• PROBLEM DETAILS: The word "course" occurs in some lines of the data. Return each such line.

Items from an interface collection
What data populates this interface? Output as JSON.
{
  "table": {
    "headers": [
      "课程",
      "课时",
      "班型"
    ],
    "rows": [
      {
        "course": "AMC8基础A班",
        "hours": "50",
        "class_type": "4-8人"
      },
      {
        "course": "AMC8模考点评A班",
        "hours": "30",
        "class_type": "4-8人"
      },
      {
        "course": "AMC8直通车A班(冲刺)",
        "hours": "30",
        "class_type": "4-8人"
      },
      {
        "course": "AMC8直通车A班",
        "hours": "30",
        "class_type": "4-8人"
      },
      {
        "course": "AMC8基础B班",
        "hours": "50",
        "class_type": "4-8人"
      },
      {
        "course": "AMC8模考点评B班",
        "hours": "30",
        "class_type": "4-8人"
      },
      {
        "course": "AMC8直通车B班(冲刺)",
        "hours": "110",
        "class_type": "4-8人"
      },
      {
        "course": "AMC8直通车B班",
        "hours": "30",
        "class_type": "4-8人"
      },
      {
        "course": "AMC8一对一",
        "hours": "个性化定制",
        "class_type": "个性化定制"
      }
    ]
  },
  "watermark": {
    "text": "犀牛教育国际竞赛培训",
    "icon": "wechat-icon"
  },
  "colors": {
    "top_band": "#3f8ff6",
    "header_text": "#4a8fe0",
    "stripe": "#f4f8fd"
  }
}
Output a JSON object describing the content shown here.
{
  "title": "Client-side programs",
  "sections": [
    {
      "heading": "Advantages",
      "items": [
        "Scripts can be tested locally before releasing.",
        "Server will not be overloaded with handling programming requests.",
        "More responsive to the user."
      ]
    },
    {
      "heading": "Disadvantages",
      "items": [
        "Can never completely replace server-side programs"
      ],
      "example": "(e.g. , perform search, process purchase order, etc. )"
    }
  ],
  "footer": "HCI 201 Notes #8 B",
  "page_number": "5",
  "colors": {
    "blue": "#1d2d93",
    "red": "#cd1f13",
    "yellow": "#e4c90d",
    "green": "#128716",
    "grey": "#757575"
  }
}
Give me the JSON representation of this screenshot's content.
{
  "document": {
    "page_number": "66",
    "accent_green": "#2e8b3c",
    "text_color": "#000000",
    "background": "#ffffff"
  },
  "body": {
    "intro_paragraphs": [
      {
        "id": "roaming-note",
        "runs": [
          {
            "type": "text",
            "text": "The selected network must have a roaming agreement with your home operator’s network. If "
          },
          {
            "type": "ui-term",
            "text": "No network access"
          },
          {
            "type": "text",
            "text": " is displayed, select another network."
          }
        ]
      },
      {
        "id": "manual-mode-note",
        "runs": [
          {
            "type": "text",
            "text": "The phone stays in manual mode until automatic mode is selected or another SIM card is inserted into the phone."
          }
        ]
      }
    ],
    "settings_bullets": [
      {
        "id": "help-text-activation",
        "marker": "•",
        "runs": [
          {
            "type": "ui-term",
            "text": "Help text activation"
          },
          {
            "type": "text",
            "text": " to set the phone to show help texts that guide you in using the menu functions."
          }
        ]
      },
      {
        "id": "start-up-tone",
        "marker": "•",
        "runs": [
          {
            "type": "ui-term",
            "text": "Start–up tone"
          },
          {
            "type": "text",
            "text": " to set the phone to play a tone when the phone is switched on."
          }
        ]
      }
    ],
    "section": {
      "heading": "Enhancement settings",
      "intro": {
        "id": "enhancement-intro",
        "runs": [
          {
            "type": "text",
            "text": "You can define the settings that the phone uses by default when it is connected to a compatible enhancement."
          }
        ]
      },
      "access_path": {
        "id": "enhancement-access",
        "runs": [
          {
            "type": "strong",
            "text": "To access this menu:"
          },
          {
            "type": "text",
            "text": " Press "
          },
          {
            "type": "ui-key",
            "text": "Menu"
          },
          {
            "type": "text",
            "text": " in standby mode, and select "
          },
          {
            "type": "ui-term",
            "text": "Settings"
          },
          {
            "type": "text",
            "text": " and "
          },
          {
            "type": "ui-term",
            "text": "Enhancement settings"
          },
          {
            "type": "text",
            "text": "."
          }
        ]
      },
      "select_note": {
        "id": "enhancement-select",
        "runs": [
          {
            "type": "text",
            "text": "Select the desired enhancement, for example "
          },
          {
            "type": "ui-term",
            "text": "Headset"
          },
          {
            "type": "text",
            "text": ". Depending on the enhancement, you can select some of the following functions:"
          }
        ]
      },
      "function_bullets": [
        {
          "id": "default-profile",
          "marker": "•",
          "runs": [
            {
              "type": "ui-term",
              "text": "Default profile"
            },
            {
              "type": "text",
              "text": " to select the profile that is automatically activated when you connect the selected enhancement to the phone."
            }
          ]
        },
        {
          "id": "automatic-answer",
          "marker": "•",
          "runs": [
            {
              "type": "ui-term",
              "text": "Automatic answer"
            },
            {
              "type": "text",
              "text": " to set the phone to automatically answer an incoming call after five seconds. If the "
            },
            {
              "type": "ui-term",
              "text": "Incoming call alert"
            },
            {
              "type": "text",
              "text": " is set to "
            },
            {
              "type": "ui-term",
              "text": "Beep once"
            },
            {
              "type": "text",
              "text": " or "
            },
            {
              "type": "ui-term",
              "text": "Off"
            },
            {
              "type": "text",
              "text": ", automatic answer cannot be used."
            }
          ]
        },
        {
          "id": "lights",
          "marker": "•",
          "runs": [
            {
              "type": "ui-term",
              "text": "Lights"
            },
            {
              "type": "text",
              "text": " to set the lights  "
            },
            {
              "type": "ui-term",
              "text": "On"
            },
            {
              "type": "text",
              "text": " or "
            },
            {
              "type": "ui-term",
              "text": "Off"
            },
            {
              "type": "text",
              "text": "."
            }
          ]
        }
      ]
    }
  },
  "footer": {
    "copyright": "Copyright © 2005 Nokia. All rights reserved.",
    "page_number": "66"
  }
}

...

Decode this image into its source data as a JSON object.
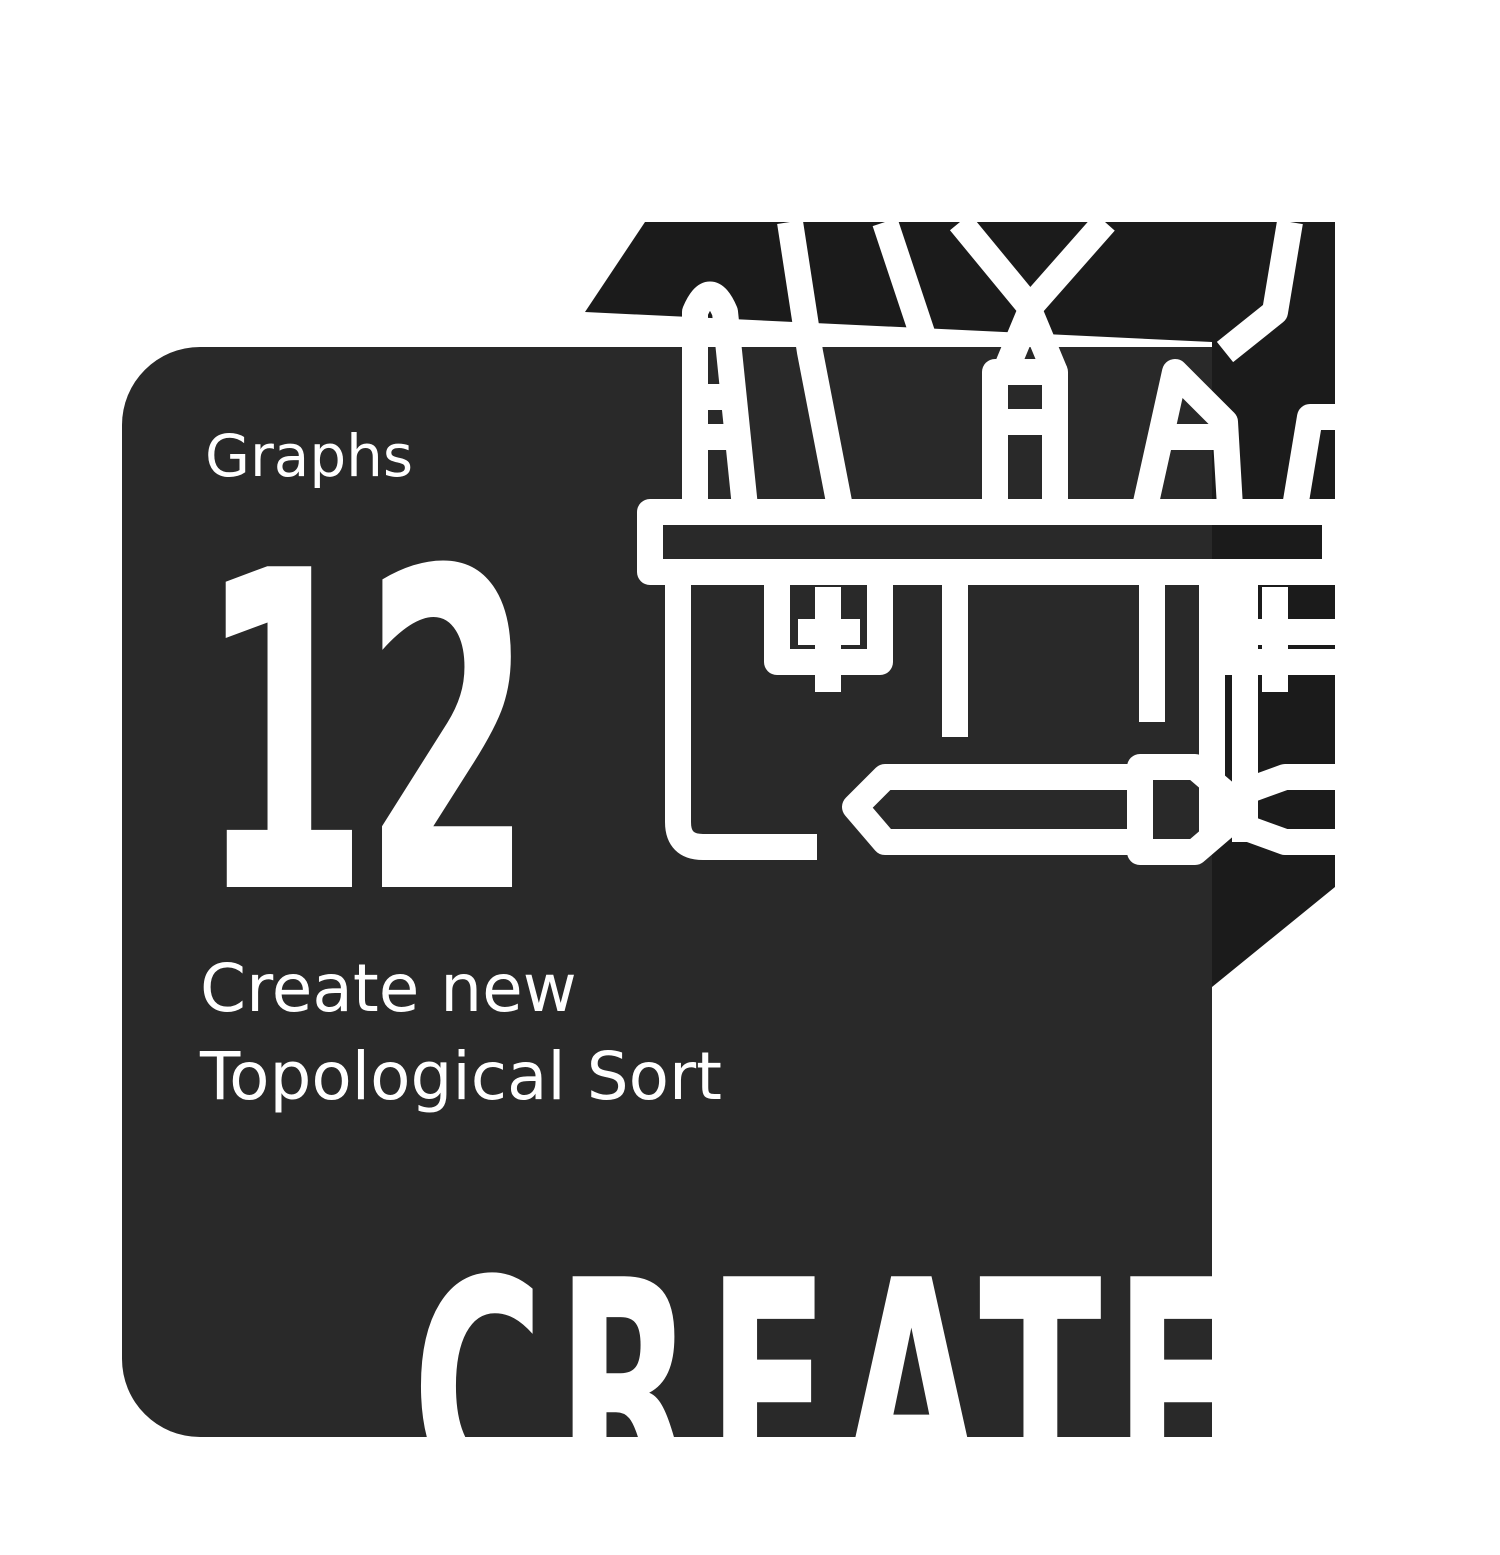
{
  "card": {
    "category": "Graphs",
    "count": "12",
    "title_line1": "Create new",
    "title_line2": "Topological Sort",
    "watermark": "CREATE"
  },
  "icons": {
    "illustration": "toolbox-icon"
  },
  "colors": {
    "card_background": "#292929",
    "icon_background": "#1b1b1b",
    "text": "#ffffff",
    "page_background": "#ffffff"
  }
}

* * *

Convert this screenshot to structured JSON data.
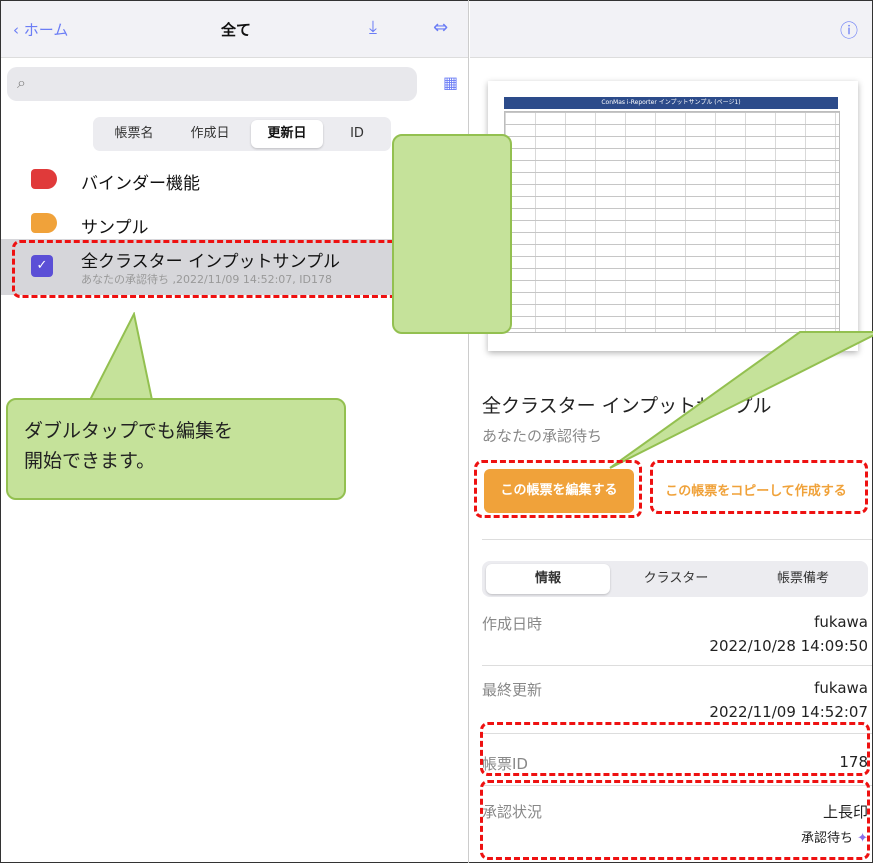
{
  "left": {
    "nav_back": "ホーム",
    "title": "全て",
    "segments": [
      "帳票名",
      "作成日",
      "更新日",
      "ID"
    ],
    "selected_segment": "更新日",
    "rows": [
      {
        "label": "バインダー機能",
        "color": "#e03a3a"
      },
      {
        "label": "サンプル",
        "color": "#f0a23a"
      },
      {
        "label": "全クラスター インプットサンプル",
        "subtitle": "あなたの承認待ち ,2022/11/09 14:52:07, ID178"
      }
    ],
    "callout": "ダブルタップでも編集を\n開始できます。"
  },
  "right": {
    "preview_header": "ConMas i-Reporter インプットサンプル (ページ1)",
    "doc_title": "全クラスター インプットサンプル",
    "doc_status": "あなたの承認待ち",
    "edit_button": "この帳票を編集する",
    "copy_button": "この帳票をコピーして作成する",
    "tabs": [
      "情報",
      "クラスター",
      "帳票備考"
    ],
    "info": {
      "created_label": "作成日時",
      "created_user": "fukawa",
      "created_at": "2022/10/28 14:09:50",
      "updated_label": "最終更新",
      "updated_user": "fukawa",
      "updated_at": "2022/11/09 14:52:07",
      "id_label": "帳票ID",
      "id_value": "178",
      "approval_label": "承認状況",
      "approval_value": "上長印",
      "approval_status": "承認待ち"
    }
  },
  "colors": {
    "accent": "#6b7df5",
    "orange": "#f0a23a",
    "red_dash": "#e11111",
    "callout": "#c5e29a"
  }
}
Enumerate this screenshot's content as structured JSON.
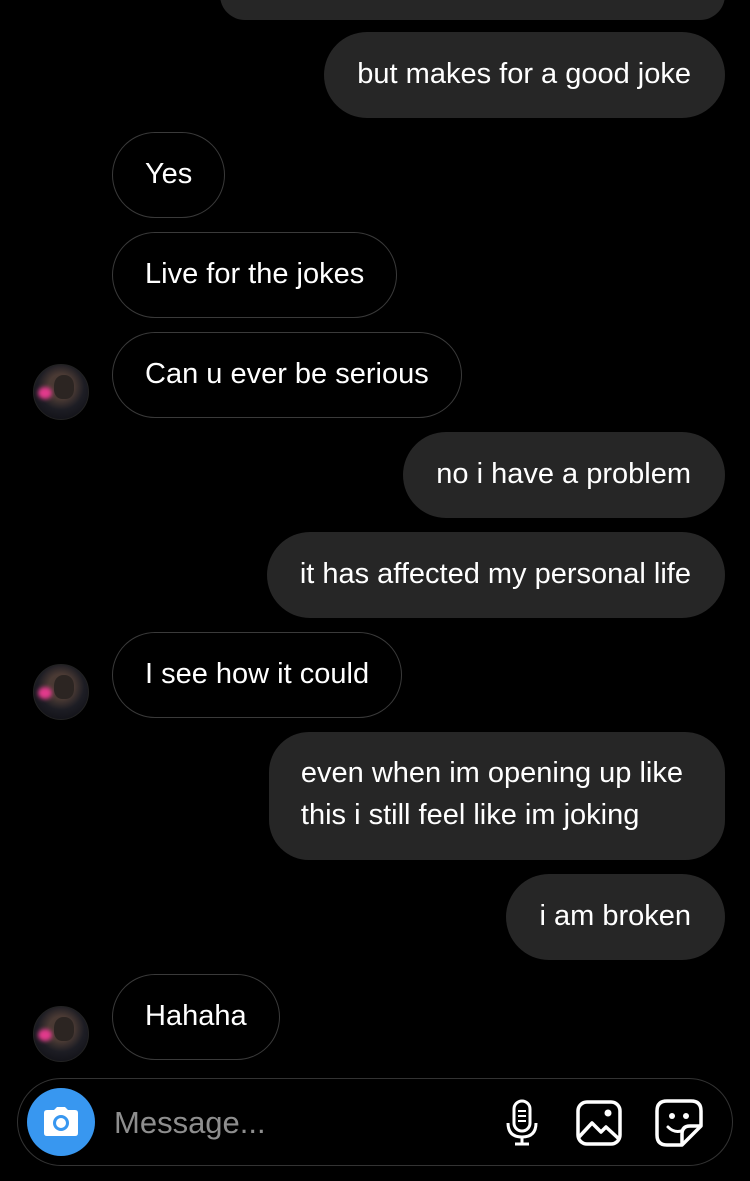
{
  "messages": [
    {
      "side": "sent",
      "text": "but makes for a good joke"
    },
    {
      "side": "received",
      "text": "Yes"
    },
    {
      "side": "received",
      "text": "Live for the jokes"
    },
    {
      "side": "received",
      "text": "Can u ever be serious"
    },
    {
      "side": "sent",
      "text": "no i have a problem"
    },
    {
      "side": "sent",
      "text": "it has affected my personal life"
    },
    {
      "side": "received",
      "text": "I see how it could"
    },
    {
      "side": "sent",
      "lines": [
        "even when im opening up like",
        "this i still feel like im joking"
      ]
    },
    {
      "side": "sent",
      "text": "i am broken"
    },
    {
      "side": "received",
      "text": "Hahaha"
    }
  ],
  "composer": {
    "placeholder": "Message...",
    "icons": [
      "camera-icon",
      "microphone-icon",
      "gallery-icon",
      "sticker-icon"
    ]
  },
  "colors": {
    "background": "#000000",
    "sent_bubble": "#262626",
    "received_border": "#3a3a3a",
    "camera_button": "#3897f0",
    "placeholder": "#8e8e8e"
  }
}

• YOUR SOLUTION:
        "course": "AMC8基础A班",
        "course": "AMC8模考点评A班",
        "course": "AMC8直通车A班(冲刺)",
        "course": "AMC8直通车A班",
        "course": "AMC8基础B班",
        "course": "AMC8模考点评B班",
        "course": "AMC8直通车B班(冲刺)",
        "course": "AMC8直通车B班",
        "course": "AMC8一对一",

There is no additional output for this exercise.